Working out how to make a large cabriolet like the Maserati GranCabrio both ride and handle is one of an automotive engineer’s tougher jobs. Make the chassis rigid enough for the car to feel like the coupé on which it is based and you’ve probably made it so heavy that there’s precisely no chance of that happening. Go for retention of lightness and the chassis is so flexible that the situation is even worse.
It’s always a compromise and the chances are that a manufacturer goes for softness, both to suit the characteristics of a convertible and to attempt to mask the lack of precision offered by a flexible bodyshell.
Having to remove such a vast area of roof and leave four full seats open to the elements has done Maserati no favours, given that it is ostensibly a performance brand.

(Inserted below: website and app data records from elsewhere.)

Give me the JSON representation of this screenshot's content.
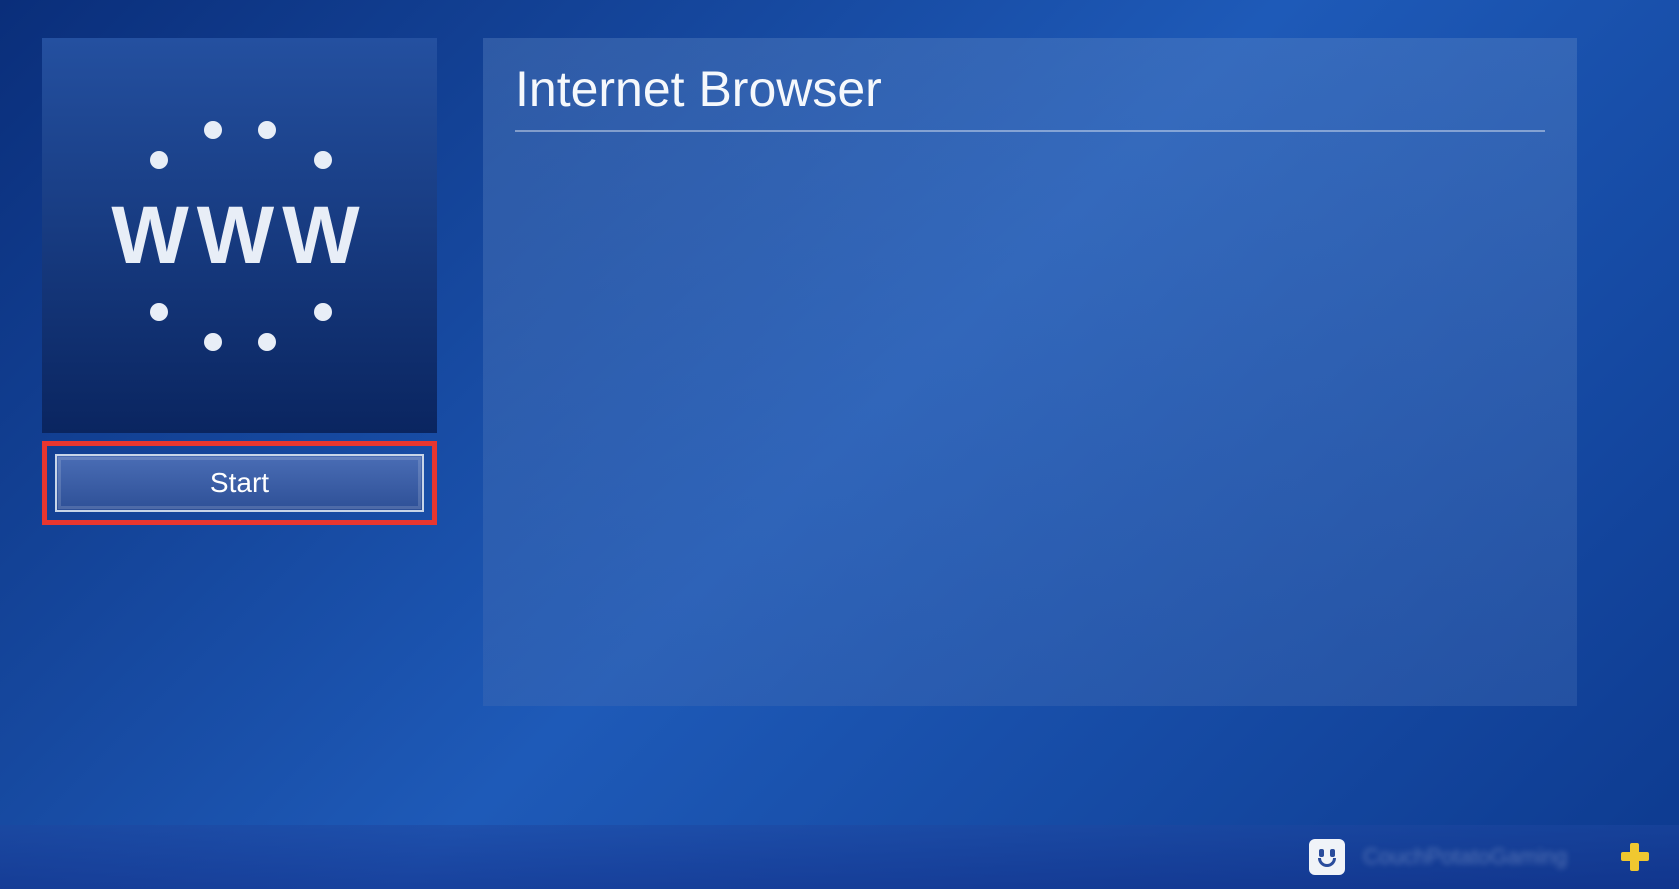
{
  "app": {
    "icon_text": "WWW",
    "start_label": "Start"
  },
  "content": {
    "title": "Internet Browser"
  },
  "bottom_bar": {
    "profile_name": "CouchPotatoGaming"
  }
}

The same weight that afflicts the GranCabrio’s performance also blunts its potential as a driver’s car.
Nevertheless, Maserati has fitted springs and dampers on the base car that, around town, suggest to the driver that the GranCabrio means business. There’s a firmness to the car’s demeanour that tells you it is not as soft underneath as it is on top – especially if the two-stage adjustable dampers are placed in Sport mode, where the baseline is firmer still. It’s not actually uncomfortable, but it comes close to being so at times.
However, when you ask a lot of the Maserati’s chassis, such as on challenging roads, you do need to accept some discomfort and keep Sport engaged to ensure sufficient control of the car’s body movements.